There followed several weeks of confusion.

The final answer is that the maneuver is legal, but that’s not the first answer Deputy Scott Wilson of KCSO got out of the county prosecutor’s office. A senior deputy read the obscure law and told Scott that using the two-way turn lane as a refuge lane mid-way through a left turn would be an infraction.

That, of course, was contrary to common practice, even by law enforcement officers, and came as quite a shock. To forbid the practice would encourage risky dashes into traffic at those moments there appears to be a break in both directions of through-traffic.

Mike Cassidy of Advantage Driving School said he teaches the use of the two-way turn lane as the safe way to enter a busy street, but adds that the driver should then stop and wait for traffic on the right to clear, rather than pacing it looking to merge at the speed of the passing traffic. 

“The reason being that the focus of attention is to the rear and not to traffic that may be approaching from the opposite direction in the center turn lane,” he explained.  

He also said many students pull into a left-turn lane going the wrong way.

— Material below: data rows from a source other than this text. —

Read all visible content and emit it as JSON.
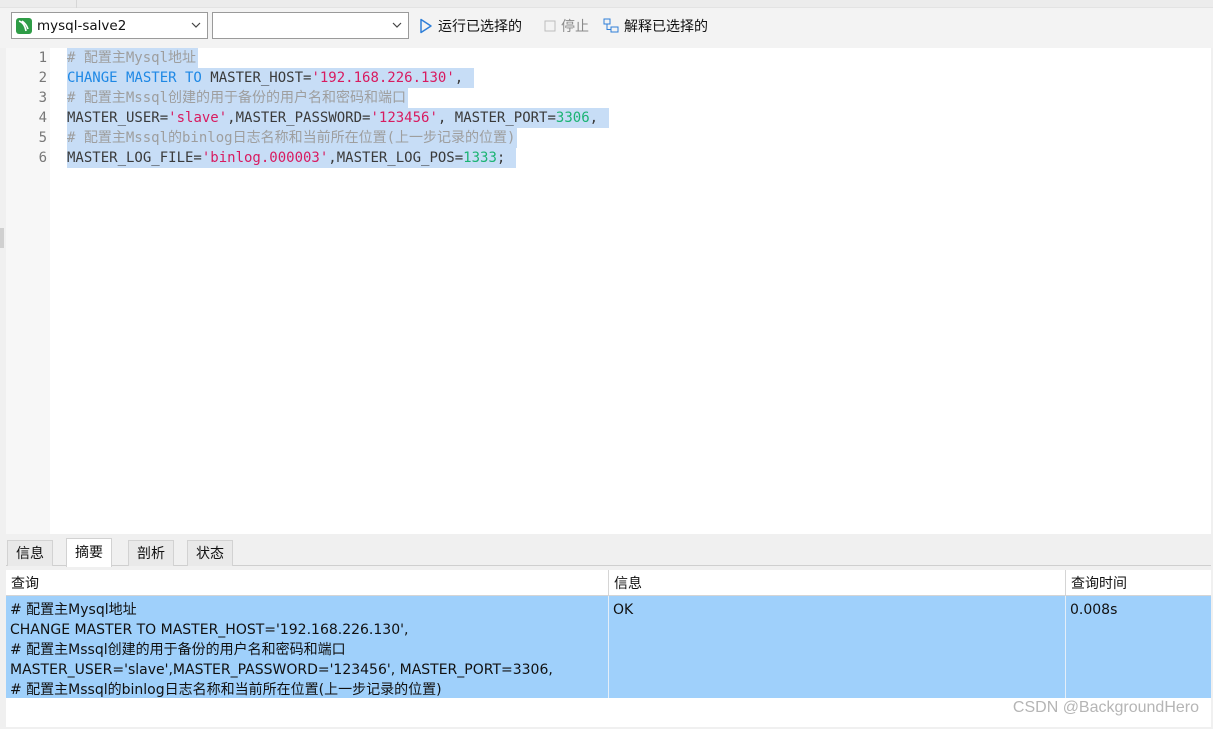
{
  "toolbar": {
    "connection_value": "mysql-salve2",
    "database_value": "",
    "run_label": "运行已选择的",
    "stop_label": "停止",
    "explain_label": "解释已选择的"
  },
  "editor": {
    "line_numbers": [
      "1",
      "2",
      "3",
      "4",
      "5",
      "6"
    ],
    "lines": [
      [
        {
          "c": "cm",
          "t": "# 配置主Mysql地址"
        }
      ],
      [
        {
          "c": "kw",
          "t": "CHANGE MASTER TO "
        },
        {
          "c": "tx",
          "t": "MASTER_HOST="
        },
        {
          "c": "st",
          "t": "'192.168.226.130'"
        },
        {
          "c": "tx",
          "t": ", "
        }
      ],
      [
        {
          "c": "cm",
          "t": "# 配置主Mssql创建的用于备份的用户名和密码和端口"
        }
      ],
      [
        {
          "c": "tx",
          "t": "MASTER_USER="
        },
        {
          "c": "st",
          "t": "'slave'"
        },
        {
          "c": "tx",
          "t": ",MASTER_PASSWORD="
        },
        {
          "c": "st",
          "t": "'123456'"
        },
        {
          "c": "tx",
          "t": ", MASTER_PORT="
        },
        {
          "c": "nm",
          "t": "3306"
        },
        {
          "c": "tx",
          "t": ", "
        }
      ],
      [
        {
          "c": "cm",
          "t": "# 配置主Mssql的binlog日志名称和当前所在位置(上一步记录的位置)"
        }
      ],
      [
        {
          "c": "tx",
          "t": "MASTER_LOG_FILE="
        },
        {
          "c": "st",
          "t": "'binlog.000003'"
        },
        {
          "c": "tx",
          "t": ",MASTER_LOG_POS="
        },
        {
          "c": "nm",
          "t": "1333"
        },
        {
          "c": "tx",
          "t": "; "
        }
      ]
    ]
  },
  "result_tabs": [
    "信息",
    "摘要",
    "剖析",
    "状态"
  ],
  "active_tab": "摘要",
  "grid": {
    "headers": [
      "查询",
      "信息",
      "查询时间"
    ],
    "row": {
      "query_lines": [
        "# 配置主Mysql地址",
        "CHANGE MASTER TO MASTER_HOST='192.168.226.130',",
        "# 配置主Mssql创建的用于备份的用户名和密码和端口",
        "MASTER_USER='slave',MASTER_PASSWORD='123456', MASTER_PORT=3306,",
        "# 配置主Mssql的binlog日志名称和当前所在位置(上一步记录的位置)"
      ],
      "info": "OK",
      "time": "0.008s"
    }
  },
  "watermark": "CSDN @BackgroundHero",
  "colors": {
    "selection": "#c7ddf6",
    "keyword": "#1e88e5",
    "string": "#d81b60",
    "number": "#1bb373",
    "comment": "#9e9e9e",
    "row_highlight": "#9fd0fb"
  }
}
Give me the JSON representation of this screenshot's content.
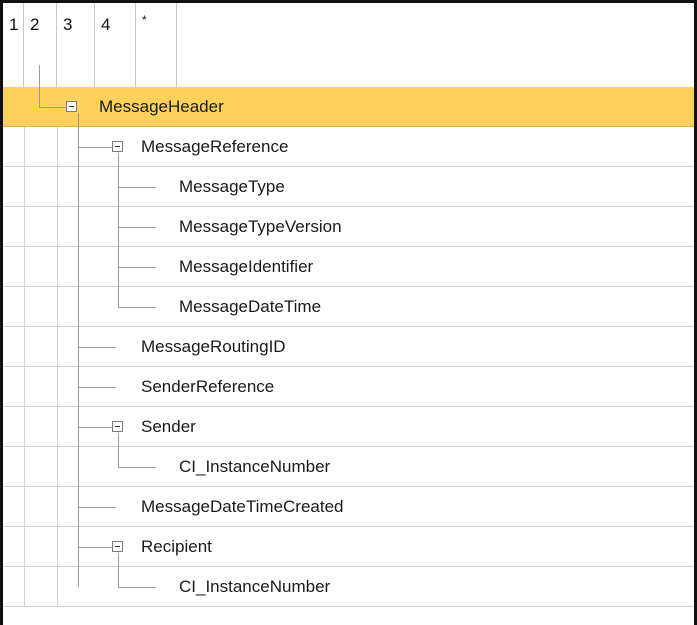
{
  "levels": [
    "1",
    "2",
    "3",
    "4",
    "*"
  ],
  "nodes": [
    {
      "label": "MessageHeader",
      "level": 1,
      "expandable": true,
      "selected": true
    },
    {
      "label": "MessageReference",
      "level": 2,
      "expandable": true
    },
    {
      "label": "MessageType",
      "level": 3,
      "expandable": false
    },
    {
      "label": "MessageTypeVersion",
      "level": 3,
      "expandable": false
    },
    {
      "label": "MessageIdentifier",
      "level": 3,
      "expandable": false
    },
    {
      "label": "MessageDateTime",
      "level": 3,
      "expandable": false
    },
    {
      "label": "MessageRoutingID",
      "level": 2,
      "expandable": false
    },
    {
      "label": "SenderReference",
      "level": 2,
      "expandable": false
    },
    {
      "label": "Sender",
      "level": 2,
      "expandable": true
    },
    {
      "label": "CI_InstanceNumber",
      "level": 3,
      "expandable": false
    },
    {
      "label": "MessageDateTimeCreated",
      "level": 2,
      "expandable": false
    },
    {
      "label": "Recipient",
      "level": 2,
      "expandable": true
    },
    {
      "label": "CI_InstanceNumber",
      "level": 3,
      "expandable": false
    }
  ],
  "colors": {
    "selected": "#fbd15b",
    "grid": "#cfcfcf"
  }
}
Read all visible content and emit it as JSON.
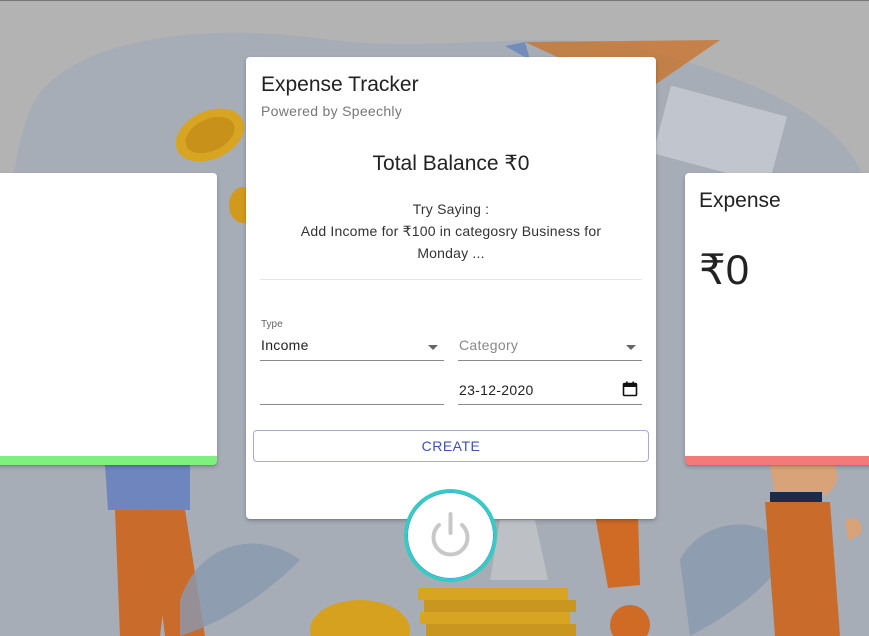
{
  "app": {
    "title": "Expense Tracker",
    "subtitle": "Powered by Speechly"
  },
  "balance": {
    "text": "Total Balance ₹0"
  },
  "hint": {
    "line1": "Try Saying :",
    "line2": "Add Income for ₹100 in categosry Business for Monday ..."
  },
  "form": {
    "type_label": "Type",
    "type_value": "Income",
    "category_placeholder": "Category",
    "amount_value": "",
    "date_value": "23-12-2020",
    "create_label": "CREATE"
  },
  "expense_card": {
    "title": "Expense",
    "amount": "₹0"
  },
  "colors": {
    "income_accent": "#7ef07e",
    "expense_accent": "#f47a7a",
    "primary": "#3f51b5",
    "power_ring": "#2fcfbf"
  },
  "icons": {
    "type_dropdown": "chevron-down-icon",
    "category_dropdown": "chevron-down-icon",
    "date_picker": "calendar-icon",
    "mic_button": "power-icon"
  }
}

That IS an infraction and is easy to do since  most two-way turn lanes become left turn-only lanes at some point approaching intersections.

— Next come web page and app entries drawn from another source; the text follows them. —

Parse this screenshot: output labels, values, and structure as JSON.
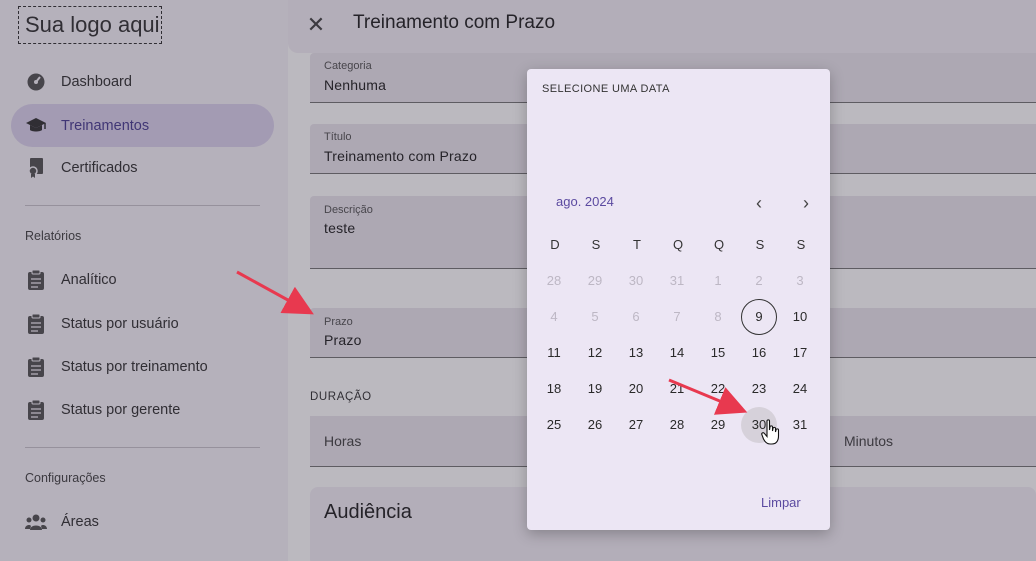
{
  "app": {
    "logo_text": "Sua logo aqui"
  },
  "sidebar": {
    "items": [
      {
        "label": "Dashboard",
        "icon": "dashboard-icon"
      },
      {
        "label": "Treinamentos",
        "icon": "graduation-cap-icon",
        "active": true
      },
      {
        "label": "Certificados",
        "icon": "certificate-icon"
      }
    ],
    "sections": [
      {
        "title": "Relatórios",
        "items": [
          {
            "label": "Analítico",
            "icon": "clipboard-icon"
          },
          {
            "label": "Status por usuário",
            "icon": "clipboard-icon"
          },
          {
            "label": "Status por treinamento",
            "icon": "clipboard-icon"
          },
          {
            "label": "Status por gerente",
            "icon": "clipboard-icon"
          }
        ]
      },
      {
        "title": "Configurações",
        "items": [
          {
            "label": "Áreas",
            "icon": "users-group-icon"
          }
        ]
      }
    ]
  },
  "header": {
    "title": "Treinamento com Prazo"
  },
  "form": {
    "categoria": {
      "label": "Categoria",
      "value": "Nenhuma"
    },
    "titulo": {
      "label": "Título",
      "value": "Treinamento com Prazo"
    },
    "descricao": {
      "label": "Descrição",
      "value": "teste"
    },
    "prazo": {
      "label": "Prazo",
      "value": "Prazo"
    },
    "duracao": {
      "label": "DURAÇÃO",
      "horas": "Horas",
      "minutos": "Minutos"
    },
    "audiencia": {
      "title": "Audiência"
    }
  },
  "datepicker": {
    "header": "SELECIONE UMA DATA",
    "month": "ago. 2024",
    "prev": "‹",
    "next": "›",
    "weekdays": [
      "D",
      "S",
      "T",
      "Q",
      "Q",
      "S",
      "S"
    ],
    "weeks": [
      [
        "28",
        "29",
        "30",
        "31",
        "1",
        "2",
        "3"
      ],
      [
        "4",
        "5",
        "6",
        "7",
        "8",
        "9",
        "10"
      ],
      [
        "11",
        "12",
        "13",
        "14",
        "15",
        "16",
        "17"
      ],
      [
        "18",
        "19",
        "20",
        "21",
        "22",
        "23",
        "24"
      ],
      [
        "25",
        "26",
        "27",
        "28",
        "29",
        "30",
        "31"
      ]
    ],
    "disabled": [
      "0-0",
      "0-1",
      "0-2",
      "0-3",
      "0-4",
      "0-5",
      "0-6",
      "1-0",
      "1-1",
      "1-2",
      "1-3",
      "1-4"
    ],
    "today": "1-5",
    "hovered": "4-5",
    "clear_label": "Limpar"
  },
  "colors": {
    "accent": "#5b4aa0",
    "active_nav": "#dcd3ee",
    "annotation_arrow": "#e8394f"
  }
}
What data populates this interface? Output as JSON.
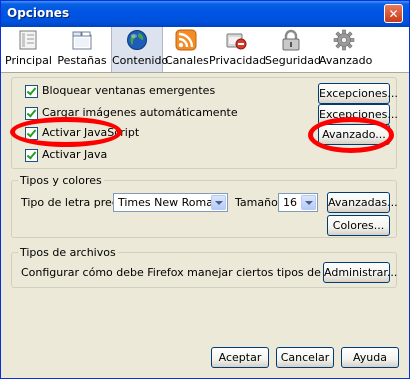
{
  "window": {
    "title": "Opciones",
    "close_glyph": "✕"
  },
  "toolbar": {
    "tabs": [
      {
        "label": "Principal",
        "icon": "principal-icon"
      },
      {
        "label": "Pestañas",
        "icon": "tabs-icon"
      },
      {
        "label": "Contenido",
        "icon": "globe-icon",
        "selected": true
      },
      {
        "label": "Canales",
        "icon": "rss-icon"
      },
      {
        "label": "Privacidad",
        "icon": "privacy-icon"
      },
      {
        "label": "Seguridad",
        "icon": "padlock-icon"
      },
      {
        "label": "Avanzado",
        "icon": "gear-icon"
      }
    ]
  },
  "content": {
    "options": [
      {
        "label": "Bloquear ventanas emergentes",
        "checked": true,
        "button": "Excepciones..."
      },
      {
        "label": "Cargar imágenes automáticamente",
        "checked": true,
        "button": "Excepciones..."
      },
      {
        "label": "Activar JavaScript",
        "checked": true,
        "button": "Avanzado..."
      },
      {
        "label": "Activar Java",
        "checked": true
      }
    ]
  },
  "fonts": {
    "legend": "Tipos y colores",
    "font_label": "Tipo de letra predet.:",
    "font_value": "Times New Roman",
    "size_label": "Tamaño:",
    "size_value": "16",
    "advanced_button": "Avanzadas...",
    "colors_button": "Colores..."
  },
  "files": {
    "legend": "Tipos de archivos",
    "description": "Configurar cómo debe Firefox manejar ciertos tipos de archivos",
    "manage_button": "Administrar..."
  },
  "footer": {
    "accept_button": "Aceptar",
    "cancel_button": "Cancelar",
    "help_button": "Ayuda"
  },
  "colors": {
    "highlight_red": "#ff0000",
    "title_blue": "#0055e5",
    "dialog_bg": "#ece9d8"
  }
}
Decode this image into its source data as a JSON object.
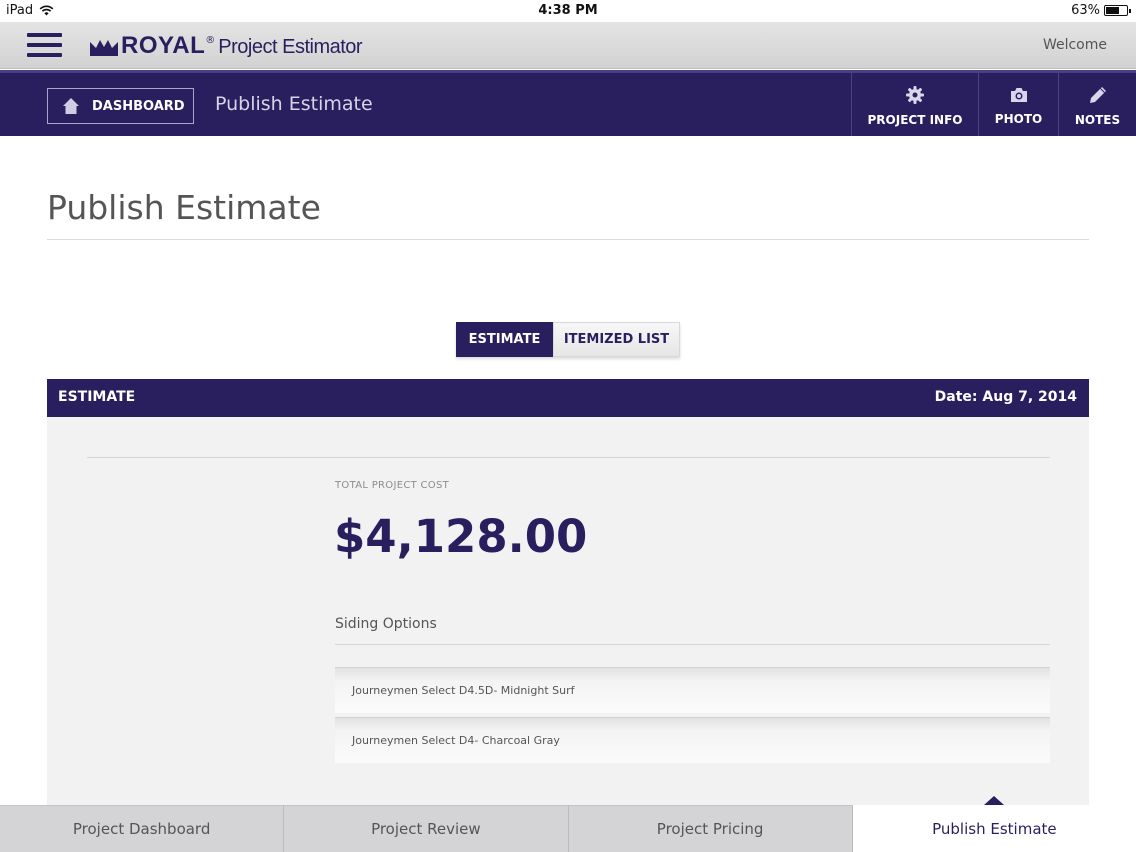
{
  "statusbar": {
    "device": "iPad",
    "time": "4:38 PM",
    "battery": "63%",
    "battery_level": 0.63
  },
  "header": {
    "brand": "ROYAL",
    "registered": "®",
    "product": "Project Estimator",
    "welcome": "Welcome"
  },
  "nav": {
    "dashboard_label": "DASHBOARD",
    "title": "Publish Estimate",
    "actions": {
      "project_info": "PROJECT INFO",
      "photo": "PHOTO",
      "notes": "NOTES"
    }
  },
  "page": {
    "title": "Publish Estimate"
  },
  "toggle": {
    "estimate": "ESTIMATE",
    "itemized": "ITEMIZED LIST"
  },
  "estimate": {
    "bar_label": "ESTIMATE",
    "date": "Date: Aug 7, 2014",
    "total_label": "TOTAL PROJECT COST",
    "total_value": "$4,128.00",
    "options_title": "Siding Options",
    "options": [
      "Journeymen Select D4.5D- Midnight Surf",
      "Journeymen Select D4- Charcoal Gray"
    ]
  },
  "tabs": [
    "Project Dashboard",
    "Project Review",
    "Project Pricing",
    "Publish Estimate"
  ],
  "colors": {
    "brand": "#2a1f5e",
    "header_bg": "#dcdcdc",
    "panel_bg": "#f2f2f2"
  }
}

That senior prosecutor eventually said she had misunderstood the question, and the final ruling, as conveyed by Scott Wilson, is: 

“The two-way center turn lane is designed for vehicles turning into or

off of the roadway.  You can make a left turn into this lane and stop

while you wait for traffic to pass and allow a safe spot for you to

merge into the lane on your right.  You may not travel in this lane for a distance of no more than 300 feet.


“It is the responsibility of those using this lane to make sure it is safe before entering,” Scott continued.  “Those vehicles already on the main roadway will have the right of way.”

He added, “Without becoming involved in a public disagreement about this, the Kitsap County Sheriff’s Office would like to add that the wording in this statute, RCW 46.61.290, needs to be revised by the state Legislature for clarification.  

“Should a driver be issued a traffic notice of infraction for an alleged violation of this rule of the road, in any jurisdiction, then it would be up to the sitting judge in traffic court, and that judge’s interpretation of the statute, on whether or not the driver should have the ticket dismissed.”

To which I would add that while Mike Cassidy’s advice about sitting still while waiting for traffic to provide an opening on the right is very sound, the 300-foot rule in the law would appear to not make moving forward for up to 300 feet illegal.

Hostmark/Highway 305 lights are too short, bus driver says

The in basket: Michael Courtright, a school bus driver for North Kitsap schools, says he is happy with the improvements to Highway 305 through Poulsbo. 

“A trip that could sometimes take up to 15 minutes (and that was before the construction started), now takes less than five minutes,” he said. “Even if I catch the lights out of sequence it still takes a lot less time than it used to – and is a lot less frustrating than the stop-and-go traffic that resulted from the old two-lane road.”

But he finds that the left-turn arrows from the highway to go uphill on Hostmark and those for left turns from Hostmark to go south on 305 to be awfully short in the afternoons. Only about three vehicles can make it through before it turns red, he said. 

More, including school buses, get through on those turn lights in the mornings.  He wonders if it can be improved. 

The out basket: We’ve discussed in a past column how and why the needs of side road and left turn traffic are intentionally subordinate to through traffic on 305.

But the timing of the lights remains a works in progress, says Jim Johnstone of the state’s signal shop, and that was complicated until recently by a broken in-pavement detector at Hostmark. That has been fixed and “we are developing a time-of-day plan to operate from 1:45 to 2:45 p.m. which will give more time to both of the left turns mentioned by Mr. Courtright,” he said.

“This is all part of the retiming process. We put in our starting point times, tweak those to what we like and then see what kind of complaints we get and then address those as best as we can,” Jim said.